“I want our children to be on the first floor of the economic ladder rather than to be born in the basement,” Milligan said. “That is why our community is so devastated, because every generation has to start anew.

“It is important to pass a legacy to our children. I encourage parents to help their children qualify for a piece of property. You may not own a business, but you may own a house. That house must pass through generations so we can position ourselves for generations of wealth.

“Many people don’t understand the importance and power of having a living trust,” Milligan said. “At the end of the probate process, many people lose their homes. Their credit is not good and they don’t earn enough money to pay the mortgage.

“So that’s part of the economic hemorrhage because the mortgage on homes is too high and the mother and the father have gotten several loans on the property.”

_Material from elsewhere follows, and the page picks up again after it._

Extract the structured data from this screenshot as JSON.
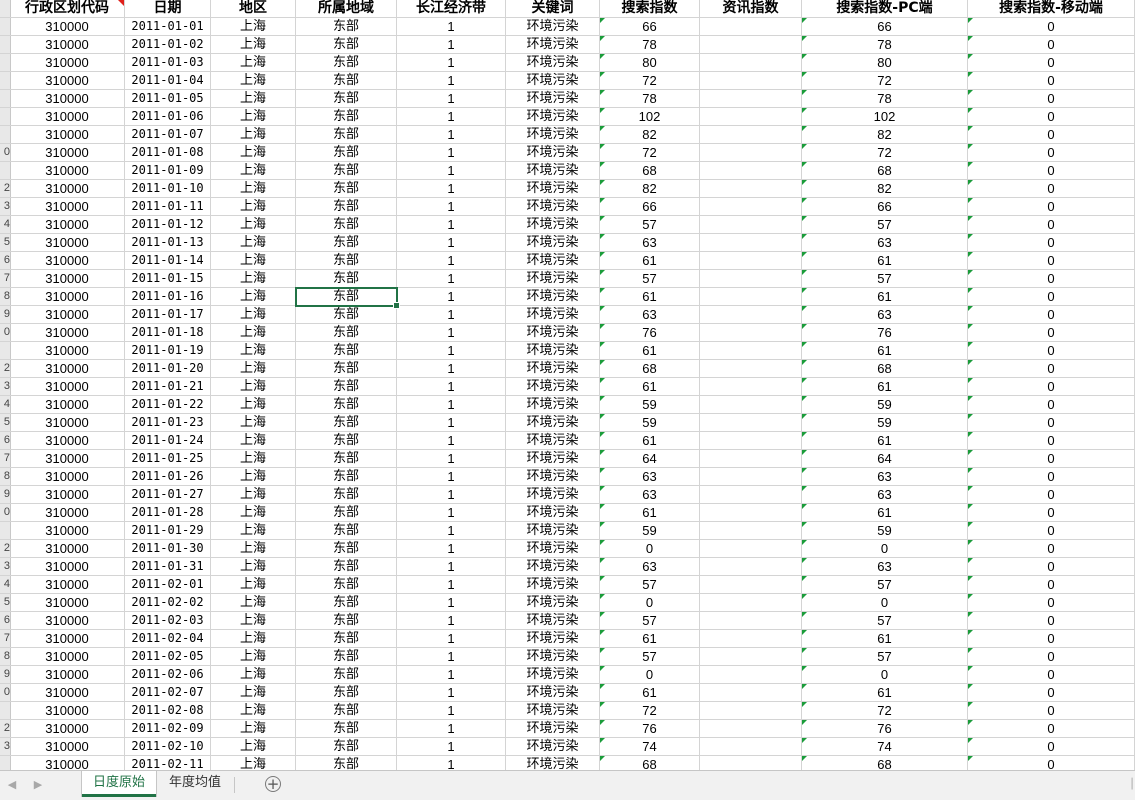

Pausing, she added, “We don’t prioritize our money. We spend it in the wrong places. Ten billion dollars is spent annually on hair and 70% of that is spent by Black women.

“To acquire generational wealth, we have to focus on things that will appreciate in value such as a home,” Milligan said. “Buy a house before a car. Many people’s car note is 5, 6, 700 dollars a month because the interest rate is so high. Then they don’t qualify for a home because their debt ratio is too high.

“Do not wait for the government to provide stimulus money that is not going to last,” she added. “I suggest that people come together. If you can’t buy that house by yourself, piece up. Invest in 10% of that house.

“If you’re struggling, people should move in together and share their money. But set the rules before you have anyone move in.

“Between now and the next six months do not buy a car or clothes. Then look at the money that we will save in our community. Gentrification is real but poor planning is causing as many problems as gentrification because we are not doing estate planning. We’re losing a lot of homes and homes are where you accumulate wealth.

“Leave your children something,” she said. “Don’t leave them in the economic ditch or beneath the economic rubbish.”

Author and motivational speaker George Fraser, who has built a multimillion dollar network, outlined several principles that he lived by.

Growing up as a foster child, Fraser admitted that he had trained himself to conquer any type of adversity.

“Number one, I used tragedy to elevate my life,” he said. “Number two, I had a deep commitment to excellence. Number three, I devoted myself to seeking knowledge, personal growth and development and lifelong learning.

“Number four, I had a commitment to financial education,” he added. “Number five, I committed myself to entrepreneurial thinking. Number six, I am a staunch believer in networking. Number seven, I committed myself to overcoming obstacles.”

Fraser said that the pandemic is a time for reflection.

“God is in control here,” he said. “The year 2020 is a time to get back in touch with your soul and elevate your work. There is unlimited opportunity (in business) even now. We must focus on personal growth and development.”

Fraser said that more Blacks need to familiarize themselves with financial literacy and pointed out that white household wealth is 20 more times higher than Black household wealth.

“Our parents did not learn financial education and it is not taught in our schools,” he said.

“How are you going to compete in the economy if you don’t understand money? Money is right up there with reading, water and food.”

“We are addicted to instant gratification rather than delayed gratification,” Fraser added. “That’s a very bad habit, Nielsen said that the average Black American watches 70 hours of television a week. How are you growing and improving if you’re watching television? Put the remote control down. Read more to broaden your mind.”

He added that Black America is in an existential crisis.

“White folks have been planning finances for three generations and Black folks are planning for a Saturday night,” he said. “Get rid of most of your credit cards and stop impulsive purchases that will leave you broke.

“Your best years are ahead of you. Overcome the obstacles and do the work.”